Question 7: (30 points) Consider an open economy in which prices, interest rates, and the exchange rates all vary. Explain briefly the effect of contractionary monetary policy on the following variables. Use a graph to complement your answers. Make sure to include the feedback effect in your analysis.

Page 9 of 14

a. (6 points) The exchange rate. Does the dollar appreciate or depreciate?

b. (6 points) The trade balance? Improve or worsen?

c. (6 points) The price level? Rise or fall?

d. (6 points) The GDP? Rise or fall?

Page 10 of 14

e. ( 6 points) The interest rate? Rise or fall?

Question 8: (23 points) Suppose there are two countries Freedonia and Homelandia. Both countries produce both leather and cotton. The only input in production is labor, and each country has 100 workers. The output per worker in each country is given by the following table, and is the same for any level of production:

Leather (yard) Cotton (ton)

Freedonia 12 4

Homelandia 15 40

a) (3 points) In a graph, draw the PPF for Freedonia.

Page 11 of 14

b) (3 points) Which country (if any) has the absolute advantage in producing leather?

c) (3 points)Which country (if any) has the absolute advantage in producing cotton?

d) (3 points)Which country (if any) has the comparative advantage in producing leather?

e) (3 points)Which country (if any) has the comparative advantage in producing cotton?

f) (8 points)Without trade, each country produces both goods.

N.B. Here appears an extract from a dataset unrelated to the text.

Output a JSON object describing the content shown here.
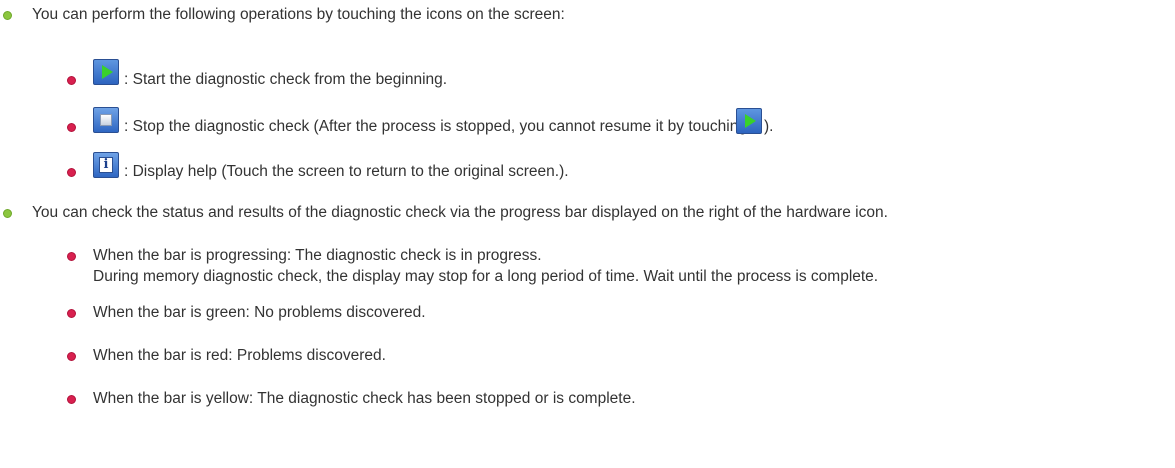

With trade, assume that ton of cotton can be exchanged for one yard of leather. Will trade at this exchange rate benefit both countries? Why or why not? Explain your answer.

Page 12 of 14

Question 9: (17 points) Natural gas and gasoline are substitutes for many uses. However, natural gas creates fewer emissions than gasoline, such that switching users from gasoline to natural gas reduces emissions. Suppose the market for natural gas is described by the following demand and supply equations. Supply of natural gas: Q=1000*Pn-600 Demand for natural gas: Q=400-200*Pn + 100*Pg where Pn is the price of natural gas and Pg is the price of gasoline. a) (5 points) Suppose the price of gasoline is $2. What is the equilibrium price for natural gas?

b) (6 points) The government wants to increase natural gas consumption 100 units by raising the price of gasoline. How much must the price of gasoline rise in order for natural gas consumption to rise by 100 units?

Page 13 of 14

c) (6 points) If the market for gasoline is perfectly competitive, what size of an excise tax on gasoline would increase natural gas consumption by 100 units?

Question 10: (12 points) The price of cigarettes is $4 per pack. Which of the following two new taxes would reduce cigarette consumption more: an excise tax equal to $1 per pack, or a sales tax equal to 25% of the price? Show your answer graphically. Assume downward sloping demand and upward sloping supply.

Page 14 of 14